(Entries supplied):
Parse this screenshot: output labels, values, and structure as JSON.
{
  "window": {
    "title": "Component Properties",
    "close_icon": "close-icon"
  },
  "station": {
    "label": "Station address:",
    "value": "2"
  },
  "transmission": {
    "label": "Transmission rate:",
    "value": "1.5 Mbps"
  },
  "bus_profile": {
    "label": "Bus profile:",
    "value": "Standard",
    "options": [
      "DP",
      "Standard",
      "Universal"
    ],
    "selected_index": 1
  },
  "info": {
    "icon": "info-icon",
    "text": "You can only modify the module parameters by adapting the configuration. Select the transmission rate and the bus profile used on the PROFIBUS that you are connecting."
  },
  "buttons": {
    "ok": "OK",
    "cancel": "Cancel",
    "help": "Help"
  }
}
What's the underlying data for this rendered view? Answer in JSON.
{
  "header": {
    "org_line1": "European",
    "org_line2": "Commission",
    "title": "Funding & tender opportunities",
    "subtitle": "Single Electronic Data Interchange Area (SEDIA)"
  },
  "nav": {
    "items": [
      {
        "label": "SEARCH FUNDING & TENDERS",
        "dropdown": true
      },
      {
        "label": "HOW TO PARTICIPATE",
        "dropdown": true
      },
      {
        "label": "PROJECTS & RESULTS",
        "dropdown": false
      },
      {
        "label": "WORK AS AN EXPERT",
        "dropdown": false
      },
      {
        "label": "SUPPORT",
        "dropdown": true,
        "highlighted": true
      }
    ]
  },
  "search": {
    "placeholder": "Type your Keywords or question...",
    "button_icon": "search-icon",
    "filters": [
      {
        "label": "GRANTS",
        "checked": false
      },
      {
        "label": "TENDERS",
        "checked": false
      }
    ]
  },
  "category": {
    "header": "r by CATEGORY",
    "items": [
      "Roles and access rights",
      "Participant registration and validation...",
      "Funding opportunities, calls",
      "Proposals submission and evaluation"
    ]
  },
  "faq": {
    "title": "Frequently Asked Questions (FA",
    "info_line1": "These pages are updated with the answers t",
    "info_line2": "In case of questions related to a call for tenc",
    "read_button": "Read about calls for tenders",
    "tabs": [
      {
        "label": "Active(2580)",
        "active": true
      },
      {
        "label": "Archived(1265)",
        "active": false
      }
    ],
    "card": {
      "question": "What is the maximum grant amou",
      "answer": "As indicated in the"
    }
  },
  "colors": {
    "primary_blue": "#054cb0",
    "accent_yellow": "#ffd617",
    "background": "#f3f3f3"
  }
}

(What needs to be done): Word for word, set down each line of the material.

(Answer box):
Parse this screenshot: output labels, values, and structure as JSON.
{
  "window": {
    "title": "Component Properties",
    "close_icon": "close-icon"
  },
  "station": {
    "label": "Station address:",
    "value": "2"
  },
  "transmission": {
    "label": "Transmission rate:",
    "value": "1.5 Mbps"
  },
  "bus_profile": {
    "label": "Bus profile:",
    "value": "Standard",
    "options": [
      "DP",
      "Standard",
      "Universal"
    ],
    "selected_index": 1
  },
  "info": {
    "icon": "info-icon",
    "text": "You can only modify the module parameters by adapting the configuration. Select the transmission rate and the bus profile used on the PROFIBUS that you are connecting."
  },
  "buttons": {
    "ok": "OK",
    "cancel": "Cancel",
    "help": "Help"
  }
}
What's the underlying data for this rendered view? Answer in JSON.
{
  "header": {
    "org_line1": "European",
    "org_line2": "Commission",
    "title": "Funding & tender opportunities",
    "subtitle": "Single Electronic Data Interchange Area (SEDIA)"
  },
  "nav": {
    "items": [
      {
        "label": "SEARCH FUNDING & TENDERS",
        "dropdown": true
      },
      {
        "label": "HOW TO PARTICIPATE",
        "dropdown": true
      },
      {
        "label": "PROJECTS & RESULTS",
        "dropdown": false
      },
      {
        "label": "WORK AS AN EXPERT",
        "dropdown": false
      },
      {
        "label": "SUPPORT",
        "dropdown": true,
        "highlighted": true
      }
    ]
  },
  "search": {
    "placeholder": "Type your Keywords or question...",
    "button_icon": "search-icon",
    "filters": [
      {
        "label": "GRANTS",
        "checked": false
      },
      {
        "label": "TENDERS",
        "checked": false
      }
    ]
  },
  "category": {
    "header": "r by CATEGORY",
    "items": [
      "Roles and access rights",
      "Participant registration and validation...",
      "Funding opportunities, calls",
      "Proposals submission and evaluation"
    ]
  },
  "faq": {
    "title": "Frequently Asked Questions (FA",
    "info_line1": "These pages are updated with the answers t",
    "info_line2": "In case of questions related to a call for tenc",
    "read_button": "Read about calls for tenders",
    "tabs": [
      {
        "label": "Active(2580)",
        "active": true
      },
      {
        "label": "Archived(1265)",
        "active": false
      }
    ],
    "card": {
      "question": "What is the maximum grant amou",
      "answer": "As indicated in the"
    }
  },
  "colors": {
    "primary_blue": "#054cb0",
    "accent_yellow": "#ffd617",
    "background": "#f3f3f3"
  }
}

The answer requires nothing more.